Web page and app entries
○ ○ ○ ○ ○ ○ ○
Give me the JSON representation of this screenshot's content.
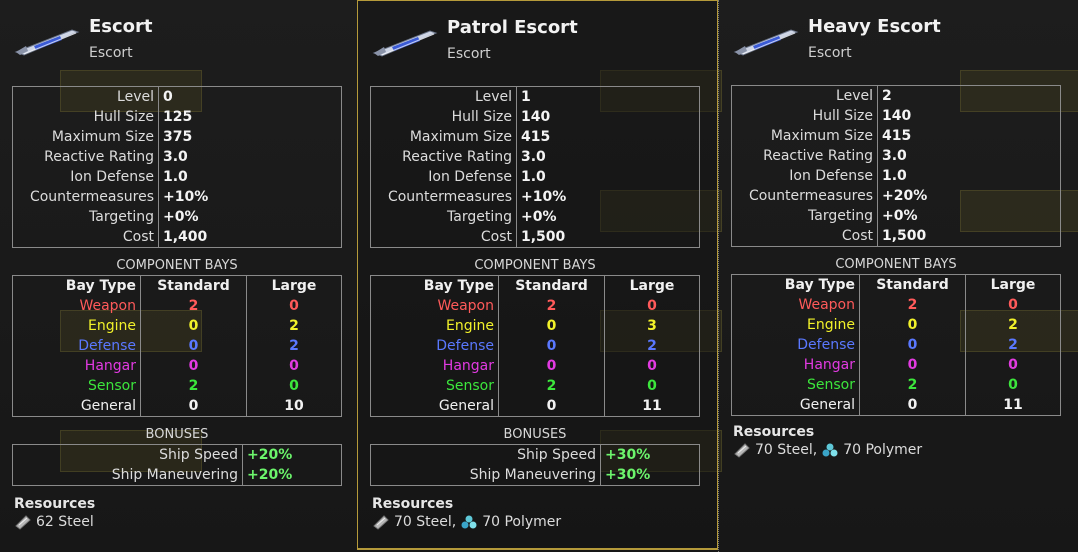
{
  "colors": {
    "weapon": "#ff5a5a",
    "engine": "#f2f22a",
    "defense": "#5a78ff",
    "hangar": "#e23ae2",
    "sensor": "#3ce63c",
    "general": "#f2f2f2",
    "bonus": "#6cf56c",
    "panel_border": "#b59a3a"
  },
  "labels": {
    "level": "Level",
    "hull_size": "Hull Size",
    "maximum_size": "Maximum Size",
    "reactive_rating": "Reactive Rating",
    "ion_defense": "Ion Defense",
    "countermeasures": "Countermeasures",
    "targeting": "Targeting",
    "cost": "Cost",
    "component_bays": "COMPONENT BAYS",
    "bay_type": "Bay Type",
    "standard": "Standard",
    "large": "Large",
    "bonuses": "BONUSES",
    "resources": "Resources"
  },
  "panels": [
    {
      "name": "Escort",
      "class": "Escort",
      "icon": "escort-ship-icon",
      "stats": {
        "level": "0",
        "hull_size": "125",
        "maximum_size": "375",
        "reactive_rating": "3.0",
        "ion_defense": "1.0",
        "countermeasures": "+10%",
        "targeting": "+0%",
        "cost": "1,400"
      },
      "bays": [
        {
          "type": "Weapon",
          "standard": "2",
          "large": "0",
          "color_key": "weapon"
        },
        {
          "type": "Engine",
          "standard": "0",
          "large": "2",
          "color_key": "engine"
        },
        {
          "type": "Defense",
          "standard": "0",
          "large": "2",
          "color_key": "defense"
        },
        {
          "type": "Hangar",
          "standard": "0",
          "large": "0",
          "color_key": "hangar"
        },
        {
          "type": "Sensor",
          "standard": "2",
          "large": "0",
          "color_key": "sensor"
        },
        {
          "type": "General",
          "standard": "0",
          "large": "10",
          "color_key": "general"
        }
      ],
      "bonuses": [
        {
          "label": "Ship Speed",
          "value": "+20%"
        },
        {
          "label": "Ship Maneuvering",
          "value": "+20%"
        }
      ],
      "resources": [
        {
          "icon": "steel-icon",
          "text": "62 Steel"
        }
      ]
    },
    {
      "name": "Patrol Escort",
      "class": "Escort",
      "icon": "escort-ship-icon",
      "stats": {
        "level": "1",
        "hull_size": "140",
        "maximum_size": "415",
        "reactive_rating": "3.0",
        "ion_defense": "1.0",
        "countermeasures": "+10%",
        "targeting": "+0%",
        "cost": "1,500"
      },
      "bays": [
        {
          "type": "Weapon",
          "standard": "2",
          "large": "0",
          "color_key": "weapon"
        },
        {
          "type": "Engine",
          "standard": "0",
          "large": "3",
          "color_key": "engine"
        },
        {
          "type": "Defense",
          "standard": "0",
          "large": "2",
          "color_key": "defense"
        },
        {
          "type": "Hangar",
          "standard": "0",
          "large": "0",
          "color_key": "hangar"
        },
        {
          "type": "Sensor",
          "standard": "2",
          "large": "0",
          "color_key": "sensor"
        },
        {
          "type": "General",
          "standard": "0",
          "large": "11",
          "color_key": "general"
        }
      ],
      "bonuses": [
        {
          "label": "Ship Speed",
          "value": "+30%"
        },
        {
          "label": "Ship Maneuvering",
          "value": "+30%"
        }
      ],
      "resources": [
        {
          "icon": "steel-icon",
          "text": "70 Steel,"
        },
        {
          "icon": "polymer-icon",
          "text": "70 Polymer"
        }
      ]
    },
    {
      "name": "Heavy Escort",
      "class": "Escort",
      "icon": "escort-ship-icon",
      "stats": {
        "level": "2",
        "hull_size": "140",
        "maximum_size": "415",
        "reactive_rating": "3.0",
        "ion_defense": "1.0",
        "countermeasures": "+20%",
        "targeting": "+0%",
        "cost": "1,500"
      },
      "bays": [
        {
          "type": "Weapon",
          "standard": "2",
          "large": "0",
          "color_key": "weapon"
        },
        {
          "type": "Engine",
          "standard": "0",
          "large": "2",
          "color_key": "engine"
        },
        {
          "type": "Defense",
          "standard": "0",
          "large": "2",
          "color_key": "defense"
        },
        {
          "type": "Hangar",
          "standard": "0",
          "large": "0",
          "color_key": "hangar"
        },
        {
          "type": "Sensor",
          "standard": "2",
          "large": "0",
          "color_key": "sensor"
        },
        {
          "type": "General",
          "standard": "0",
          "large": "11",
          "color_key": "general"
        }
      ],
      "bonuses": [],
      "resources": [
        {
          "icon": "steel-icon",
          "text": "70 Steel,"
        },
        {
          "icon": "polymer-icon",
          "text": "70 Polymer"
        }
      ]
    }
  ]
}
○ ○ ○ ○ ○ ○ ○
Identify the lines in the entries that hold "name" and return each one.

      "name": "Escort",
      "name": "Patrol Escort",
      "name": "Heavy Escort",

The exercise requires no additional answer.